People’s Justice Project Founders Gain a Seat at the Table
Collective action helps Tammy Fournier-Alsaada and Aramis Malachi-Ture Sundiata move from “powerless to powerful.”
Beyond the protests, the chants and the demands, Tammy Fournier-Alsaada and Aramis Malachi-Ture Sundiata have a deep reverence for the historic struggle of Black Americans. The founders of the People’s Justice Project feel they play a part in a centurieslong effort for freedom. “It’s a sacred struggle of Black power, going back and understanding Africa,” says Sundiata, executive director of PJP. “We are in that lineage.”
Since the organization started in 2015, the People’s Justice Project has centered its efforts on responding to several high-profile police killings of Black boys and men in Central Ohio, as well as broader injustices in the legal system. Between 2015 and 2020, at least 32 people in Columbus have been fatally shot by police—21 of them were Black, according to The Washington Post national database of police shootings.
The PJP has also emerged as one of the most visible and influential activist groups in Columbus, with Fournier-Alsaada earning prominent spots on the Columbus police chief’s advisory panel and Mayor Andy Ginther’s Community Safety Advisory Commission, in addition to receiving a YWCA Woman of Achievement Award in 2017. “We pushed ourselves into rooms, and we demanded credibility and respect,” says Fournier-Alsaada, PJP’s lead organizer. “It has allowed me to be a part of the fight for police accountability, which was not what we initially started to do. But it was what we were required to do for the people.”
Since taking a leading role in the protests that followed the 2016 killings of 23-year-old Henry Green and 13-year-old Ty’re King by Columbus police, the PJP has issued several demands, including the removal of Columbus police chief Kim Jacobs and her successor, Thomas Quinlan; ending the police summer initiative focusing on high-crime neighborhoods; and creating a fund to help the community deal with the effects of violence and trauma. Fournier-Alsaada says all of those demands have been met. “Individually, we feel powerless, but collectively we move from powerless to powerful,” she says. “To move from feeling powerless to recognizing connectedness and collectiveness is what keeps our organization alive. It gives us hope.”

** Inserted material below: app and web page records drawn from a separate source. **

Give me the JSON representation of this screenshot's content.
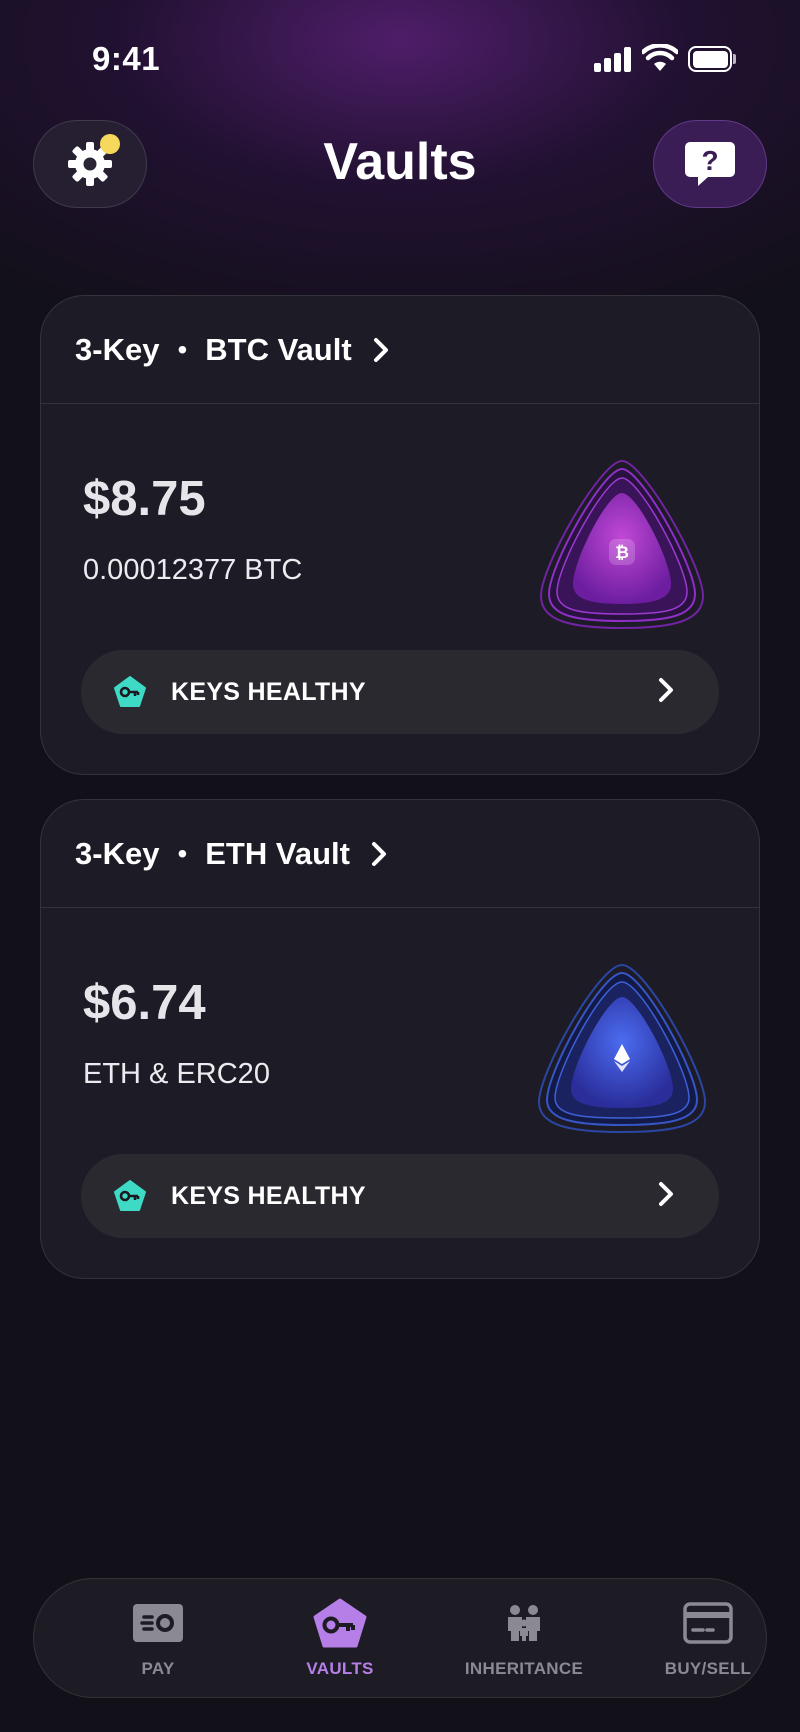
{
  "status_bar": {
    "time": "9:41"
  },
  "header": {
    "title": "Vaults"
  },
  "vaults": [
    {
      "key_type": "3-Key",
      "separator": "•",
      "name": "BTC Vault",
      "amount": "$8.75",
      "balance": "0.00012377 BTC",
      "status": "KEYS HEALTHY",
      "coin_icon": "bitcoin-icon",
      "accent": "#a53ad1"
    },
    {
      "key_type": "3-Key",
      "separator": "•",
      "name": "ETH Vault",
      "amount": "$6.74",
      "balance": "ETH & ERC20",
      "status": "KEYS HEALTHY",
      "coin_icon": "ethereum-icon",
      "accent": "#3f5be0"
    }
  ],
  "tabs": [
    {
      "label": "PAY",
      "icon": "pay-icon",
      "active": false
    },
    {
      "label": "VAULTS",
      "icon": "vault-key-icon",
      "active": true
    },
    {
      "label": "INHERITANCE",
      "icon": "family-icon",
      "active": false
    },
    {
      "label": "BUY/SELL",
      "icon": "card-icon",
      "active": false
    }
  ],
  "colors": {
    "background": "#121019",
    "accent_purple": "#b67fe8",
    "key_teal": "#3fdac6",
    "notification": "#f5d85c"
  }
}
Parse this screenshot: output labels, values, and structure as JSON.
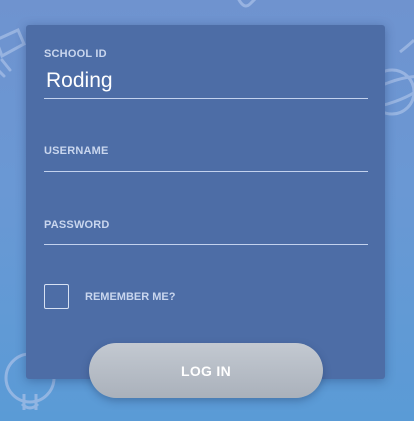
{
  "form": {
    "school_id": {
      "label": "SCHOOL ID",
      "value": "Roding"
    },
    "username": {
      "label": "USERNAME",
      "value": ""
    },
    "password": {
      "label": "PASSWORD",
      "value": ""
    },
    "remember_me": {
      "label": "REMEMBER ME?",
      "checked": false
    },
    "login_button": {
      "label": "LOG IN"
    }
  },
  "colors": {
    "background_top": "#6f93cf",
    "background_bottom": "#5a9bd6",
    "card": "#4d6da6",
    "button": "#b6bcc5"
  },
  "decorations": [
    "lightbulb-doodle",
    "planet-doodle",
    "pencil-doodle",
    "lightbulb-doodle-bottom"
  ]
}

Fournier-Alsaada can trace her activist lineage to her great-great-grandfather. He escaped slavery, walking from Tennessee to Kentucky to fight in the Civil War. Later, he was one of the founders of Promise Land, Tennessee, a town built by Black people escaping the Jim Crow South during Reconstruction. “Birthed in me is a constant fight for liberation and freedom,” says Fournier-Alsaada, who’s written two novels inspired by her life experiences. “It’s part of my DNA, and it’s not unique to me. Most Black folks in America understand their unique desire for freedom and what that looks like.”

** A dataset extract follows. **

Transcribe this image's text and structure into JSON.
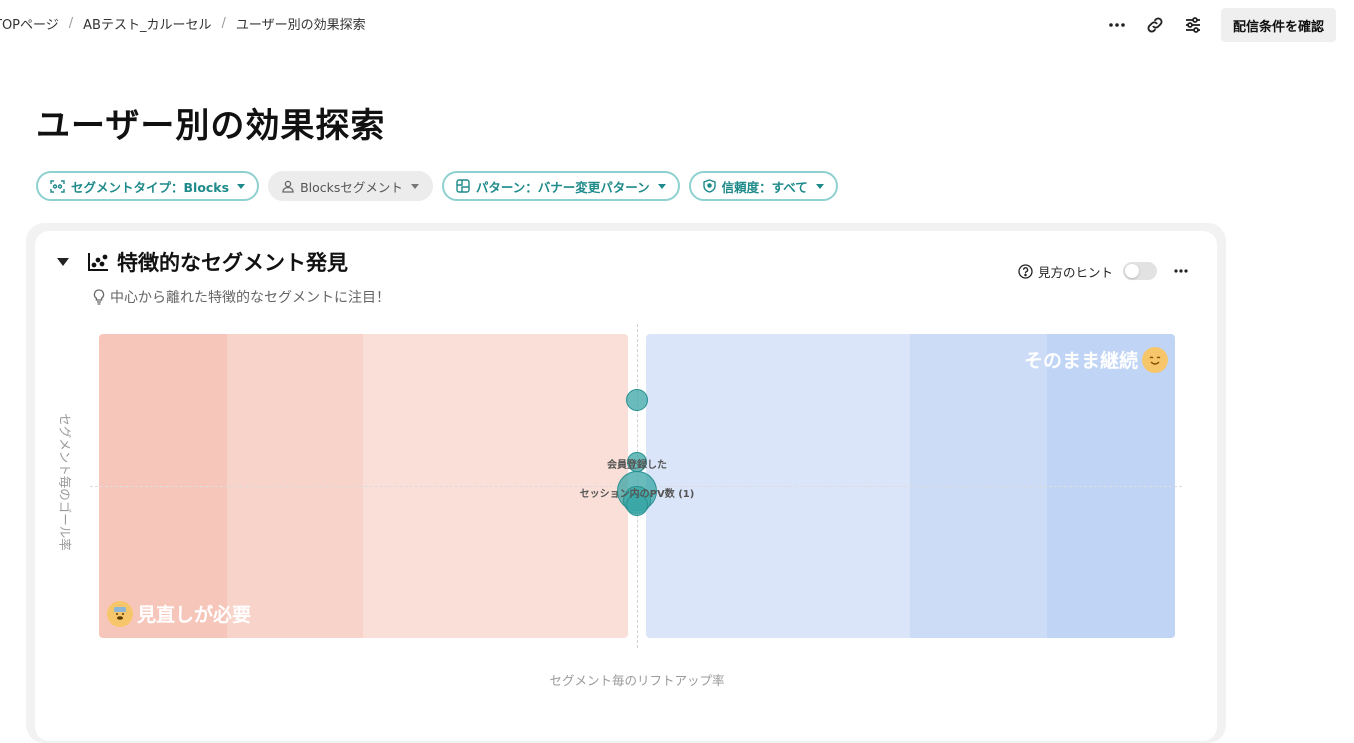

Sundiata’s experience in grassroots organizing comes from years of work with social justice organizations across the country, a bachelor’s degree in African studies from Ohio State University and extensive research on global justice initiatives. “These young people sometimes have no idea what they’re getting themselves into,” Sundiata says. “They are sitting there with their pads, writing down information about this thing of ours because they went to some protests, because they were organized in a historical moment and had the consciousness to involve themselves deeper. You can’t play with that.”
Sundiata says the spirit of PJP has permeated Columbus’ Black communities as people in local coffeeshops, corner stores and churches look for solutions to social injustice in Columbus. He says PJP aims to create a “a long-term strategy to build Black power.”
In 2021, PJP is creating a more formal channel for people to join the organization through a new membership training class. Sundiata serves as PJP’s social justice organizer, as well as a mentor and coach for new and invigorated activists who are looking for productive channels for their frustrations. In February 2020, he became executive director of the Juvenile Justice Coalition, a sister organization of PJP that advocates for youth in the juvenile justice system.
“We are entering into this year more laser-focused on what needs to be done,” Sundiata says. “People have been asking and demanding to be a part of this work of ours. Black or white, they want a space to feel safe and examine the political conditions this city is in.”
And though Fournier-Alsaada has gained establishment roles and credibility in recent years, she continues to challenge authority. For instance, she’s the lead plaintiff in a class-action lawsuit that accuses the Columbus Division of Police of excessive force and abuse of citizens during the protests following George Floyd’s May 25 killing in Minneapolis. She also remains a forceful critic of the local chapter of the Fraternal Order of Police, the law enforcement union that she and many others view as an obstacle to reform.
“It is not fun confronting the power of the Columbus police department and the Fraternal Order of Police,” Fournier-Alsaada says. “But I know that it’s necessary that I stay in those rooms.”